Instructions to follow:
Your task is to copy every line of the entries that holds the word "this".

Supplied entries:

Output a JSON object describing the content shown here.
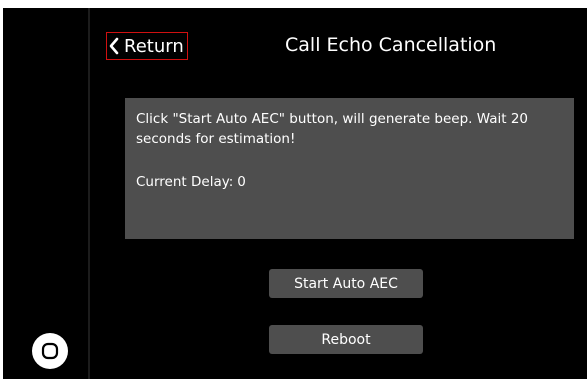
{
  "header": {
    "return_label": "Return",
    "title": "Call Echo Cancellation"
  },
  "info_panel": {
    "message": "Click \"Start Auto AEC\" button, will generate beep. Wait 20 seconds for estimation!",
    "delay_label": "Current Delay:",
    "delay_value": "0"
  },
  "buttons": {
    "start_label": "Start Auto AEC",
    "reboot_label": "Reboot"
  },
  "colors": {
    "background": "#000000",
    "panel": "#4e4e4e",
    "text": "#ffffff",
    "return_outline": "#d01010"
  },
  "icons": {
    "return": "chevron-left-icon",
    "home": "home-circle-icon"
  }
}
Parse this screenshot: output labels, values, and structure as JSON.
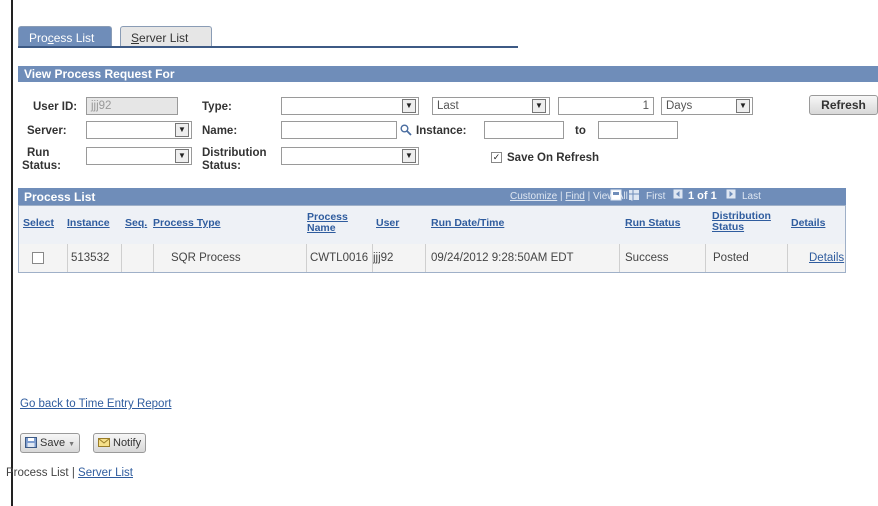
{
  "tabs": {
    "process_list": {
      "pre": "Pro",
      "ul": "c",
      "post": "ess List"
    },
    "server_list": {
      "ul": "S",
      "post": "erver List"
    }
  },
  "criteria": {
    "section_title": "View Process Request For",
    "user_id_label": "User ID:",
    "user_id_value": "jjj92",
    "type_label": "Type:",
    "type_value": "",
    "range_value": "Last",
    "range_number": "1",
    "range_unit": "Days",
    "refresh_label": "Refresh",
    "server_label": "Server:",
    "server_value": "",
    "name_label": "Name:",
    "name_value": "",
    "instance_label": "Instance:",
    "instance_from": "",
    "to_label": "to",
    "instance_to": "",
    "run_status_label_1": "Run",
    "run_status_label_2": "Status:",
    "run_status_value": "",
    "distribution_label_1": "Distribution",
    "distribution_label_2": "Status:",
    "distribution_value": "",
    "save_on_refresh_label": "Save On Refresh",
    "save_on_refresh_checked": true
  },
  "grid": {
    "title": "Process List",
    "nav": {
      "customize": "Customize",
      "find": "Find",
      "view_all": "View All",
      "first": "First",
      "range": "1 of 1",
      "last": "Last"
    },
    "columns": {
      "select": "Select",
      "instance": "Instance",
      "seq": "Seq.",
      "process_type": "Process Type",
      "process_name_1": "Process",
      "process_name_2": "Name",
      "user": "User",
      "run_datetime": "Run Date/Time",
      "run_status": "Run Status",
      "distribution_1": "Distribution",
      "distribution_2": "Status",
      "details": "Details"
    },
    "rows": [
      {
        "instance": "513532",
        "seq": "",
        "process_type": "SQR Process",
        "process_name": "CWTL0016",
        "user": "jjj92",
        "run_datetime": "09/24/2012  9:28:50AM EDT",
        "run_status": "Success",
        "distribution_status": "Posted",
        "details": "Details"
      }
    ]
  },
  "back_link": "Go back to Time Entry Report",
  "buttons": {
    "save": "Save",
    "notify": "Notify"
  },
  "footer": {
    "process_list": "Process List",
    "separator": " | ",
    "server_list": "Server List"
  },
  "colors": {
    "header_blue": "#6f8db9",
    "link_blue": "#2f5c9e"
  }
}
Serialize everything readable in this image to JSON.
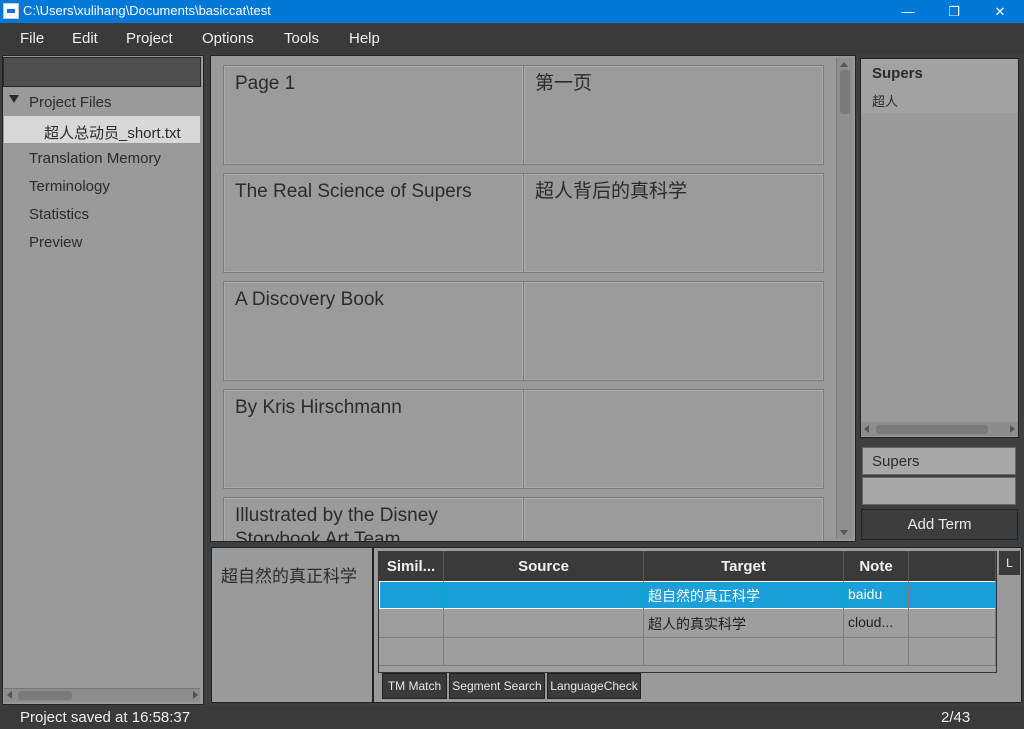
{
  "window": {
    "title": "C:\\Users\\xulihang\\Documents\\basiccat\\test",
    "minimize_glyph": "—",
    "maximize_glyph": "❐",
    "close_glyph": "✕"
  },
  "menu": [
    "File",
    "Edit",
    "Project",
    "Options",
    "Tools",
    "Help"
  ],
  "project_tree": {
    "root_label": "Project Files",
    "file_label": "超人总动员_short.txt",
    "items": [
      "Translation Memory",
      "Terminology",
      "Statistics",
      "Preview"
    ]
  },
  "segments": [
    {
      "source": "Page 1",
      "target": "第一页"
    },
    {
      "source": "The Real Science of Supers",
      "target": "超人背后的真科学"
    },
    {
      "source": "A Discovery Book",
      "target": ""
    },
    {
      "source": "By Kris Hirschmann",
      "target": ""
    },
    {
      "source": "Illustrated by the Disney Storybook Art Team",
      "target": ""
    }
  ],
  "terms": {
    "source": "Supers",
    "target": "超人",
    "input_source": "Supers",
    "input_target": "",
    "add_button": "Add Term"
  },
  "current_segment_source": "超自然的真正科学",
  "match_table": {
    "headers": [
      "Simil...",
      "Source",
      "Target",
      "Note",
      ""
    ],
    "rows": [
      {
        "similarity": "",
        "source": "",
        "target": "超自然的真正科学",
        "note": "baidu",
        "extra": ""
      },
      {
        "similarity": "",
        "source": "",
        "target": "超人的真实科学",
        "note": "cloud...",
        "extra": ""
      },
      {
        "similarity": "",
        "source": "",
        "target": "",
        "note": "",
        "extra": ""
      }
    ],
    "side_tab": "L"
  },
  "bottom_tabs": [
    "TM Match",
    "Segment Search",
    "LanguageCheck"
  ],
  "status": {
    "message": "Project saved at 16:58:37",
    "count": "2/43"
  },
  "colors": {
    "title_bar": "#0078d7",
    "selection": "#1a9fd8",
    "panel": "#9a9a9a",
    "dark_chrome": "#3a3a3a"
  }
}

Expected answer:
Parse this screenshot: output labels, values, and structure as JSON.
Serialize everything readable in this image to JSON.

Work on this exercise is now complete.